Commentary Magazine


Contentions

Why the Veep Speculation Game Matters

With not much else to talk about during slow summer news weeks, much of the media is spending its time promoting stories they know are either untrue or incredibly unlikely about the identity of Mitt Romney’s running mate. Some of this, as Alana noted earlier today, is just deep in the weeds “tea reading.” Other stories, such as the ones promoting the notion that CIA chief David Petraeus is at the top of the lists that were floated today, seem outlandish. But because nobody but Romney has any idea of who the winner of the GOP veep lottery will be, any suggestion about a potential candidate is just as good as another.

All this makes for a media melee that does not exactly present an edifying spectacle to the public. But whether you think this orgy of unsubstantiated speculation is good fun or just a depressing picture of the state of modern journalism, the willingness of so many to play the game reflects something more than press boredom. Whether Romney is evaluating potential running mates on their ability to govern or their electoral impact or some combination of the two, the intense interest in his choice is also an indication that he needs to do more than just fill in the slot. Some in the GOP believe the country’s economic difficulties mean they are destined to win in November no matter what the pundits say. But the polls indicating President Obama is holding onto a slim lead suggest Romney must pick someone who can energize his party and give him a post-convention bump in the polls that he desperately needs.

The widespread longing for picks that would push the political envelope like Petraeus or Condoleezza Rice is not just a function of the press promoting headline-grabbing stories.

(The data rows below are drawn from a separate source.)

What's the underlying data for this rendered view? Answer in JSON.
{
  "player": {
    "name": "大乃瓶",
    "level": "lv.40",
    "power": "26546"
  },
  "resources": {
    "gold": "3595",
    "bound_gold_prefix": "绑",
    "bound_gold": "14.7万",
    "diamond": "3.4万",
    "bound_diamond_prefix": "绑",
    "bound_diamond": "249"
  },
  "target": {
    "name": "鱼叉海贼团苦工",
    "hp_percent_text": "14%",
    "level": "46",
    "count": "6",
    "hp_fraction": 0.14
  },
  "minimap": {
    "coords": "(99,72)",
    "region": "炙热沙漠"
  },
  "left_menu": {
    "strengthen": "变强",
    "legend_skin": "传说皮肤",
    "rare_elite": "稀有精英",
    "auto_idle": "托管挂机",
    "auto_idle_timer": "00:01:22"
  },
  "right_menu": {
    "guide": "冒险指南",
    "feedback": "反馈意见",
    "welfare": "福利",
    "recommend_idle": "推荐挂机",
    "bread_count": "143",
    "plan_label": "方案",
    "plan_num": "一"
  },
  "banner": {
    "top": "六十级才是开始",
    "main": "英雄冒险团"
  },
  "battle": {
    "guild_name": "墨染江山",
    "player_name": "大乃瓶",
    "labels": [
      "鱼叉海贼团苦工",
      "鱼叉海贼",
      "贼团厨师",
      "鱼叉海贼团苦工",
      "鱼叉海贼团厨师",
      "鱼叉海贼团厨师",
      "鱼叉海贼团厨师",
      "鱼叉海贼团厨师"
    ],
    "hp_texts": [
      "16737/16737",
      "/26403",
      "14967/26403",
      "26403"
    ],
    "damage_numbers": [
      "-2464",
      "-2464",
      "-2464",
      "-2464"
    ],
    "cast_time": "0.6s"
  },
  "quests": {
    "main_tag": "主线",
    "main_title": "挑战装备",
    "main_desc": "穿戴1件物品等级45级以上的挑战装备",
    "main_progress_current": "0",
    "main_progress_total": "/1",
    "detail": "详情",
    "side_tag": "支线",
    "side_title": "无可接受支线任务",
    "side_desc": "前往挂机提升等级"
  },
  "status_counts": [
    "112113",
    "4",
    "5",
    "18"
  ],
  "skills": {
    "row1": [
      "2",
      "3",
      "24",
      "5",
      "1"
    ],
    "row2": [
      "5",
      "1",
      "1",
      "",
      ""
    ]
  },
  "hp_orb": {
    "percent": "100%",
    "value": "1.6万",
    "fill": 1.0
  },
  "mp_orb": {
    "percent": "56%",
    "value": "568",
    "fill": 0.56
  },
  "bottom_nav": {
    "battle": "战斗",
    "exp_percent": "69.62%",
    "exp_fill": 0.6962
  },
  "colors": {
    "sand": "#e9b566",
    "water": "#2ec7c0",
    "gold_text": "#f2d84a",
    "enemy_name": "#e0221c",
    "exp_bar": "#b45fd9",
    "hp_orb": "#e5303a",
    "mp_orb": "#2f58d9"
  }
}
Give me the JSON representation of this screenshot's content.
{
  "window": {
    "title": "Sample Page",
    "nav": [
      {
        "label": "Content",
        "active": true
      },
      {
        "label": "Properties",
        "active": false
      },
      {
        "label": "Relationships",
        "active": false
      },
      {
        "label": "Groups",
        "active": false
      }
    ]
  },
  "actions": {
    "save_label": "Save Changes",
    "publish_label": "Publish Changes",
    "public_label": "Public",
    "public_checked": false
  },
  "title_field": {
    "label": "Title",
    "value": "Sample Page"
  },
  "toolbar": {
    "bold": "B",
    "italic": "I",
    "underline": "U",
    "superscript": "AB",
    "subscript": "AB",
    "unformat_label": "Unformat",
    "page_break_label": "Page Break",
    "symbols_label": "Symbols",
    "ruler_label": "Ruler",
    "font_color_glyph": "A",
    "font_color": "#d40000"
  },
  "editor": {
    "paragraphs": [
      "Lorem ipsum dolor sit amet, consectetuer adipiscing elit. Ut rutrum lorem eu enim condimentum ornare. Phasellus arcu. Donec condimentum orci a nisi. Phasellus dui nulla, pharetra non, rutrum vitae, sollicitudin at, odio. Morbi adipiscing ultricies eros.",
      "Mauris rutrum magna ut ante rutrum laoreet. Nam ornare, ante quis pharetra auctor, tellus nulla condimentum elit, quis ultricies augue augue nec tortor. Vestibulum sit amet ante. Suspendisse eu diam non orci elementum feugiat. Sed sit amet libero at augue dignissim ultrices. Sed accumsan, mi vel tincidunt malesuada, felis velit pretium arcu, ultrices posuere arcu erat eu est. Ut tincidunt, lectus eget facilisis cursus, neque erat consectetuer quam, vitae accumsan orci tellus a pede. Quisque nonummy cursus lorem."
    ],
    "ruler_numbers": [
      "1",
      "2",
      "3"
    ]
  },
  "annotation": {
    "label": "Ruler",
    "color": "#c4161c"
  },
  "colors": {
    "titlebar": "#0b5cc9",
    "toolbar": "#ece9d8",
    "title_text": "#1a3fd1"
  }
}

It is a clear sign Romney needs to do more than just round up one of the usual colorless suspects who many political observers assume the would-be CEO-in-chief prefers.

There is a widespread assumption that Romney so fears a foolish attempt at a game-changing pick such as Sarah Palin that he will go in the other direction and pick a colorless but seemingly safe choice like Rob Portman or Tim Pawlenty. But Romney needs to understand that although his position is stronger than that of John McCain four years ago, he cannot afford to play it safe.

If you are spending this week doing your best to ignore the veep speculation, you are smart, as most of the stories you are likely to read about the topic in the days leading up to Romney’s announcement are probably bunk. But the subtext to this press frenzy is not insignificant. Romney needs a running mate who can help him win. Whether it is a more familiar face like Marco Rubio or Paul Ryan or someone who comes in out of left (or should I say right) field, the interest in the subject is an indicator of how important the choice will be.